**Task to complete:** Whatever the data contains, copy all of it exactly.
>>>>
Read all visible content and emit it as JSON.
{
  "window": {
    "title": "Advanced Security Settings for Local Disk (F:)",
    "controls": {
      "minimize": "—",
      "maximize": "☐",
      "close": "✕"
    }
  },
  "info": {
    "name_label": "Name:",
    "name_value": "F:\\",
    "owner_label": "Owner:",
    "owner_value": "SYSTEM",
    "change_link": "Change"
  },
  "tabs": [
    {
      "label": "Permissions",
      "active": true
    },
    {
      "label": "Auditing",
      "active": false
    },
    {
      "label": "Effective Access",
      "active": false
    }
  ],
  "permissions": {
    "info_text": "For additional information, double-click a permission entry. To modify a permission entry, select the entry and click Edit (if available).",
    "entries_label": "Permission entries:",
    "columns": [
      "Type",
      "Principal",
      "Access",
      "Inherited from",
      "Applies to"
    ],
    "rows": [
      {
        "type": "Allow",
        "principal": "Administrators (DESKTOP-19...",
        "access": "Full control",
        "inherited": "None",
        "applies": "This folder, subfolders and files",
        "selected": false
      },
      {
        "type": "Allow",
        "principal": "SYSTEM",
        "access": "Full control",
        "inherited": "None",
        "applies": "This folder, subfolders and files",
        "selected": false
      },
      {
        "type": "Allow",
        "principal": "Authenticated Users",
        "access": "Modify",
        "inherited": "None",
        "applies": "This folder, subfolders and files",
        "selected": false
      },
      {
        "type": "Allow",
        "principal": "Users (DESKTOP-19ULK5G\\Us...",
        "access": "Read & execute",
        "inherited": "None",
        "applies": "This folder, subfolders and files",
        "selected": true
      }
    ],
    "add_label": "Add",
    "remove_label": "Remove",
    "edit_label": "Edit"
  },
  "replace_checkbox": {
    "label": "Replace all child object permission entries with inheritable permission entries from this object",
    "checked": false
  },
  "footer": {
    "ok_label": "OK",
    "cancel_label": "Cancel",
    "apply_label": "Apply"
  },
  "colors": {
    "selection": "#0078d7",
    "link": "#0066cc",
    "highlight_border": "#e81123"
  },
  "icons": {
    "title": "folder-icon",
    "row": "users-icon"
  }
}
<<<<
**Reply to the task:**
Read all visible content and emit it as JSON.
{
  "window": {
    "title": "Advanced Security Settings for Local Disk (F:)",
    "controls": {
      "minimize": "—",
      "maximize": "☐",
      "close": "✕"
    }
  },
  "info": {
    "name_label": "Name:",
    "name_value": "F:\\",
    "owner_label": "Owner:",
    "owner_value": "SYSTEM",
    "change_link": "Change"
  },
  "tabs": [
    {
      "label": "Permissions",
      "active": true
    },
    {
      "label": "Auditing",
      "active": false
    },
    {
      "label": "Effective Access",
      "active": false
    }
  ],
  "permissions": {
    "info_text": "For additional information, double-click a permission entry. To modify a permission entry, select the entry and click Edit (if available).",
    "entries_label": "Permission entries:",
    "columns": [
      "Type",
      "Principal",
      "Access",
      "Inherited from",
      "Applies to"
    ],
    "rows": [
      {
        "type": "Allow",
        "principal": "Administrators (DESKTOP-19...",
        "access": "Full control",
        "inherited": "None",
        "applies": "This folder, subfolders and files",
        "selected": false
      },
      {
        "type": "Allow",
        "principal": "SYSTEM",
        "access": "Full control",
        "inherited": "None",
        "applies": "This folder, subfolders and files",
        "selected": false
      },
      {
        "type": "Allow",
        "principal": "Authenticated Users",
        "access": "Modify",
        "inherited": "None",
        "applies": "This folder, subfolders and files",
        "selected": false
      },
      {
        "type": "Allow",
        "principal": "Users (DESKTOP-19ULK5G\\Us...",
        "access": "Read & execute",
        "inherited": "None",
        "applies": "This folder, subfolders and files",
        "selected": true
      }
    ],
    "add_label": "Add",
    "remove_label": "Remove",
    "edit_label": "Edit"
  },
  "replace_checkbox": {
    "label": "Replace all child object permission entries with inheritable permission entries from this object",
    "checked": false
  },
  "footer": {
    "ok_label": "OK",
    "cancel_label": "Cancel",
    "apply_label": "Apply"
  },
  "colors": {
    "selection": "#0078d7",
    "link": "#0066cc",
    "highlight_border": "#e81123"
  },
  "icons": {
    "title": "folder-icon",
    "row": "users-icon"
  }
}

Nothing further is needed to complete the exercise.